According to every authority figure I have ever had, there’s a right way and a wrong way to do things. When advanced Flash video compression first came on the scene in 2005, creating new media juggernauts like YouTube and Google Video, it sent copyright holders spinning on their heads and running for their attorneys. Lawsuits were threatened, videos were pulled down quicker than Madonna’s sheer thong (I love Madge, but this is just wrong) and many predicted the demise of the powerful new sharing technology and the hugely popular sites it had so quickly spawned. That, for the record, was the wrong way to do things.
What YouTube and its peers have done is create access to a massive amount of content that many people, particularly young people with money, would never have had access to. In many cases, these young people discovering new movies, bands and TV shows will then go out and purchase CDs, DVDs, BlurRay discs and MP3s. Most record companies, movie studios and TV networks fought tooth and nail against allowing Duran Duran videos, clips from Caddyshack and 80s SNL episodes from availability on YouTube. Of course they’d rather someone had to buy the material instead of watching it for free online – but they won’t buy anything if they are completely unaware of its existence.
Compressed Flash video has very poor audio and video quality by today’s advanced HD standards. It can’t be easily downloaded, converted to other video formats or burned onto DVDs. It threatens nothing but can offer everything to savvy marketers and enlightened corporate decision makers. And it seems YouTube now offers the ability for these copyright holders to take alternate and potentially profitable measures against folks, in this case yours truly, who upload and share material that they own.
“UMG has claimed some or all audio content in your video One Thirsty Kitty. This claim was made as part of the YouTube Content Identification program.”
Apparently someone at UMG took exception recently to the fact that I used Tom Jones’ What’s New Pussycat? as the soundtrack to my breathtaking masterpiece, One Thirsty Kitty. This is one of the most highly viewed videos I have created and shared on the network, but their attention was more likely drawn to it because I ‘tagged’ it with the title and artist, hoping that Tom Jones fans might find and enjoy it. In their email to me, however, YouTube mentions an automated method they’ve created that can seek out at least songs automatically: “Partners may use our automated video / audio matching system to identify their content, or they may manually review videos.” Did some sort of spider crawl through my page and discover the use of the song? If so, that’d almost be cool. But let’s be realistic, it was probably a human busybody.

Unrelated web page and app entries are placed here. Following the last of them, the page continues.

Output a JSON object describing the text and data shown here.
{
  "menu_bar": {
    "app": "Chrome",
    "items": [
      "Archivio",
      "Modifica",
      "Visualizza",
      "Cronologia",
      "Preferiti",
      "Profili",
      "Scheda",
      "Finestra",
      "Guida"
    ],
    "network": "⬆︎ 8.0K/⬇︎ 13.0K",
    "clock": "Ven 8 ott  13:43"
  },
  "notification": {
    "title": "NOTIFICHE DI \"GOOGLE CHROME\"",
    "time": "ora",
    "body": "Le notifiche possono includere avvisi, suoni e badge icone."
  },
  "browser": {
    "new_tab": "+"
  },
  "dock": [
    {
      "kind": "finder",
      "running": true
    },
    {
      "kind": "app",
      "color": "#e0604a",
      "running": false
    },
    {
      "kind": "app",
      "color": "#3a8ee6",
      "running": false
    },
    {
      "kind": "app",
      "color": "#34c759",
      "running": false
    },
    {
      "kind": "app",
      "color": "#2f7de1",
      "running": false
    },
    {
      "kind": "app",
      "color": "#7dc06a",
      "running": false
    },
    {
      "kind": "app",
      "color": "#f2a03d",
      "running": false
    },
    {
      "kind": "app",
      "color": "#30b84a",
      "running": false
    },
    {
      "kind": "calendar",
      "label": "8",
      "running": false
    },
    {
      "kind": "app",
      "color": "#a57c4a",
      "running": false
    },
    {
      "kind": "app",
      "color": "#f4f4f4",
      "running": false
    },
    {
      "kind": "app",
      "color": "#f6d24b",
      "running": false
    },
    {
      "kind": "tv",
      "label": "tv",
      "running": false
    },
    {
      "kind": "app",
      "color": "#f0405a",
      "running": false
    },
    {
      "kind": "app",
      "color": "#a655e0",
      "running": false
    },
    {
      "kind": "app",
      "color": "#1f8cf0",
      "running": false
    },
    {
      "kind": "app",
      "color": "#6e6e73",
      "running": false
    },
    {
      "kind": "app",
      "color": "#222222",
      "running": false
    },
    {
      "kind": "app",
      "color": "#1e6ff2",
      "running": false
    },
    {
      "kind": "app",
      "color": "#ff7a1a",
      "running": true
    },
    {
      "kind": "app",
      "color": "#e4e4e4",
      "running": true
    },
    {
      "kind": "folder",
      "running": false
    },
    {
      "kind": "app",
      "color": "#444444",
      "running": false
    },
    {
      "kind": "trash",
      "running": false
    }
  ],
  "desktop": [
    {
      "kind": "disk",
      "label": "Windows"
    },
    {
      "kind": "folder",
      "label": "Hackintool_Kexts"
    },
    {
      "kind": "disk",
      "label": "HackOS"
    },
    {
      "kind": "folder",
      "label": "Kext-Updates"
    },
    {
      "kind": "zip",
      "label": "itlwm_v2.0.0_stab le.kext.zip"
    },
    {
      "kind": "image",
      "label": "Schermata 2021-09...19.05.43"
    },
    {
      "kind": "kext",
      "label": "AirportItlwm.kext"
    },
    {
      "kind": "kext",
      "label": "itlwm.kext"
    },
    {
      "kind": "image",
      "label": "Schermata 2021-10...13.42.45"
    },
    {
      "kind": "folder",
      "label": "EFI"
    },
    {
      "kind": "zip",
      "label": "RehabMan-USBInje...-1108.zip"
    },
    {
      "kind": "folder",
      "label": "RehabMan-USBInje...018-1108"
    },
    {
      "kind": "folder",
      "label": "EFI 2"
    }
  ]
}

The right way to do something is what YouTube has empowered UMG to do in my case. I get to keep my silly video of Boss online. YouTube gets to keep a half decent and reasonably popular piece of content live, and UMG may someday, if they haven’t already, enjoy sales of Tom Jones CDs, DVDs or MP3s because a surfer heard the song on One Thirsty Kitty and fell in love with it. Apparently they are also now allowed to use the page OTK resides upon for advertising purposes. It’s a clever compromise and it benefits all three parties.
“Your video is still live because UMG has authorized the use of this content on YouTube. As long as UMG has a claim on your video, they will receive public statistics about your video, such as number of views. Viewers may also see advertising on your video’s page.”
Well done, YouTube Content Identification Team, and I sincerely mean that. This is progress.